He stepped out of the car and flicked it. His half-finished cigarette still burning on the asphalt of the frozen parking lot, smoke slowly twisting upwards from the small glowing orange end. We walked into the crowded restaurant and were greeted by the host.
“Here’s your square plastic pager, you’ll be seated shortly.”
An hour goes by. We’re still waiting, standing, starving now. Have some appetizers on us! As if spinach, artichoke, and cheese make up for lost time.
“What would you like as your take home meal?” asked the server.
I don’t want a “take home meal”. I had no choice.
“I’ll have the fettuccine."
Knowing full-well that it’s just going to sit in the fridge until someone who’s forgotten its origins throws it away.
The entire town is for sale. From the moment we rolled away from the factory-of-a-restaurant to when we pulled up to the small motel parking lot, every building was another strip-mall, eatery, or platter of gently-used cars. There’s no escaping. America. The belly of the industrial beast that numbs it’s victims with a poison of sitcoms and sales.
I felt like Neo, from The Matrix, getting plucked from my warm virtual world, waking into the cold, unfriendly, underground of reality. “When did it get this bad?” Or, has it always been this way and I’ve just been too blind and foolish to realize, or maybe I didn’t want to realize. Where’s the hustle? Ambition? Because all is see is gluttony. I think I’m going to be sick. This isn’t the American dream, it’s the unconscious vegetative state of a nation being kept alive on the feeding tube of capitalism.
I shoveled dirt on her grave. My beautiful 87-year-old grandmother lost her war with cancer six months after her diagnosis. It’s good luck, they say, a “mitzvah” in Jewish tradition to do this, and as I did, I silently said my goodbye. The America my grandma left isn’t the same one she entered. The industrial-complex has taken its place. That unbreakable “spirit” seems to have gone missing. The grit, belief, and foolish optimism in the future, now smothered with entitlement.
Life, liberty, and the pursuit of happiness. Those profound words scribbled on our declaration. The philosophy of visionaries and the bravery to commit treason in the name of freedom. This, the spirit I found all but invisible in my recent cross-country travels.

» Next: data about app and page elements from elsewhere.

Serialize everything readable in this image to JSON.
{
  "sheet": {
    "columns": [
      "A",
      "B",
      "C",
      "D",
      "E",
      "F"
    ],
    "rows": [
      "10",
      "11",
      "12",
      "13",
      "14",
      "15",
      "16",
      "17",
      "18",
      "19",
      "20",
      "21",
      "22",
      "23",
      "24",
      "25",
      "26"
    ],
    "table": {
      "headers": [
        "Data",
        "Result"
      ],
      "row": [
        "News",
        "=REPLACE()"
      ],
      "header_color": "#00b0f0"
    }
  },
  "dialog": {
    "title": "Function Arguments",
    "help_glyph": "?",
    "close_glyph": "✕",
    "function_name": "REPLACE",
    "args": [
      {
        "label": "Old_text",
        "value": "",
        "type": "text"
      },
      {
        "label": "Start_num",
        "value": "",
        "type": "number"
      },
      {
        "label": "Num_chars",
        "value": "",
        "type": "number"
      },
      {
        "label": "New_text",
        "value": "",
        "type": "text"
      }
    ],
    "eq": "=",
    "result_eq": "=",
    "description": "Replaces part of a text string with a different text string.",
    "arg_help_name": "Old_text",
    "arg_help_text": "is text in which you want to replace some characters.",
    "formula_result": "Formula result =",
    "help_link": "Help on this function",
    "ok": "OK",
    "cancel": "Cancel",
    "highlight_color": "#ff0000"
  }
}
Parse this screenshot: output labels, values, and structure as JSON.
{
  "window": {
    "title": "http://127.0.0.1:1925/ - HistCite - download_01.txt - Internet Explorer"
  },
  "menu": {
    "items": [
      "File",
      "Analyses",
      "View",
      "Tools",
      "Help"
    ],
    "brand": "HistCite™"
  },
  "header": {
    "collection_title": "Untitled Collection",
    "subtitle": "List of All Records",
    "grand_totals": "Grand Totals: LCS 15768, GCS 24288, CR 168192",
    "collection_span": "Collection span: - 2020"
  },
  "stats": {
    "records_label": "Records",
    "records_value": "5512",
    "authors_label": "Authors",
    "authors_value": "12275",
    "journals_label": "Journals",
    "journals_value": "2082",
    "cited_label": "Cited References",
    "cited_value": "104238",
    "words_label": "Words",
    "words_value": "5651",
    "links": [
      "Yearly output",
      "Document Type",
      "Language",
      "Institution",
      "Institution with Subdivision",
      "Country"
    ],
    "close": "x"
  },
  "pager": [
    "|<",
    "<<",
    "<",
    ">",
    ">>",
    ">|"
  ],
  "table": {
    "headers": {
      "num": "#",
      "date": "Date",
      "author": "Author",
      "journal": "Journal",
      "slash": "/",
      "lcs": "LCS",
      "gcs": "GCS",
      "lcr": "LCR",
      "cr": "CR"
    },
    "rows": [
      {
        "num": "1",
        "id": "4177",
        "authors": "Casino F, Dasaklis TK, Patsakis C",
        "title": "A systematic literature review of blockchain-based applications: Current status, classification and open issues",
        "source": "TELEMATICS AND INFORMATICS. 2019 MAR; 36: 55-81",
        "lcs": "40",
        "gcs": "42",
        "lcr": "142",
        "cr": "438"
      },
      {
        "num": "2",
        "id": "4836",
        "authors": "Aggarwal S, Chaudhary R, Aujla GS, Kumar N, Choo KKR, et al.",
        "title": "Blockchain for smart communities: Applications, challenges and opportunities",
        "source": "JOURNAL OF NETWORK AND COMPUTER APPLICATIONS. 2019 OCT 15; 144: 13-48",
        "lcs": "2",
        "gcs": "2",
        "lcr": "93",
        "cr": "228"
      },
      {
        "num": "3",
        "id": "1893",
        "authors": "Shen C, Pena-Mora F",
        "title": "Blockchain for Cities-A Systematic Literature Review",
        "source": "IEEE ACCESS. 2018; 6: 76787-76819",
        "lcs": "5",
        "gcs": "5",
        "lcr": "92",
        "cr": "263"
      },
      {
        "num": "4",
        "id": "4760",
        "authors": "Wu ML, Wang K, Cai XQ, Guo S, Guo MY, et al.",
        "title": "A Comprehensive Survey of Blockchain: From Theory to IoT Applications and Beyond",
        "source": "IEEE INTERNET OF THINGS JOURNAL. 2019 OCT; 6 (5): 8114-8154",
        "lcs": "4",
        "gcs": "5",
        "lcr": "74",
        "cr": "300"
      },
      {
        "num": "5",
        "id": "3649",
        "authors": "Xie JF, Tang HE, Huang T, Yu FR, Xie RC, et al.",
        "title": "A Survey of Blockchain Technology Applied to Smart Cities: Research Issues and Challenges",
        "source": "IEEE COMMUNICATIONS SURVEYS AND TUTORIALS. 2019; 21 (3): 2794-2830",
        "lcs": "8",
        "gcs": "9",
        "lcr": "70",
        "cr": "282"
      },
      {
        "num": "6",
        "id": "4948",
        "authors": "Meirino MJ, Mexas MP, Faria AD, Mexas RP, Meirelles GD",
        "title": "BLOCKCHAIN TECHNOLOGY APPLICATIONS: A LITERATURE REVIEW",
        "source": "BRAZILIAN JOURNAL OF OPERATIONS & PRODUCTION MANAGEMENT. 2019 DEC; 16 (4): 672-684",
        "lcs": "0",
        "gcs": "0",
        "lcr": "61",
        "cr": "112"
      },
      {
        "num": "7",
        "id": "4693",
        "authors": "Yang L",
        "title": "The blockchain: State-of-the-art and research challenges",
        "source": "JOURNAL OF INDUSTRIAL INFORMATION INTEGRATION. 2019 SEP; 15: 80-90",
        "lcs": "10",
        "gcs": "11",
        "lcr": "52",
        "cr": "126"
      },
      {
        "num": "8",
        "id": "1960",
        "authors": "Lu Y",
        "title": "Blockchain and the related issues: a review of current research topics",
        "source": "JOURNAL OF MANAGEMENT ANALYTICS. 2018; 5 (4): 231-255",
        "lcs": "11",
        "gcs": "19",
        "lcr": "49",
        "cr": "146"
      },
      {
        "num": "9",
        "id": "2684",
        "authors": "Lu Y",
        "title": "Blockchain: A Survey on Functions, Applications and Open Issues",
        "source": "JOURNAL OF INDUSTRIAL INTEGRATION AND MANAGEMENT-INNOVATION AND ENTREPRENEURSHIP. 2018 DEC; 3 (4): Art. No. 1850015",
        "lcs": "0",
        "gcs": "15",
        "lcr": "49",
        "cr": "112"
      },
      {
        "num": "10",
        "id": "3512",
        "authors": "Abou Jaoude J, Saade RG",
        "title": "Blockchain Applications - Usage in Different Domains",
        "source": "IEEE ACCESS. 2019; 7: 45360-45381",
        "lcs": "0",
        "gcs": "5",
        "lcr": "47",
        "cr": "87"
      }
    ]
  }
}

There are many realities and very few truths. But, it feels so real. The security of the yellow-brick path paved as the “good life”. “Don’t wander too far, you’ll never make it on your own!”, they say. That’s exactly where many of us remain, never too far.
History isn’t made by following rules. This is it, life, no dress-rehearsal, you’re on stage right now. Do you have it? Your spirit? Hustle? Courage to pursue your own liberty? I’m leaving it all behind, my comfortable fictional world. Bring on the cold mush. It’s far from filet, but for once in my life, I’m tasting truth.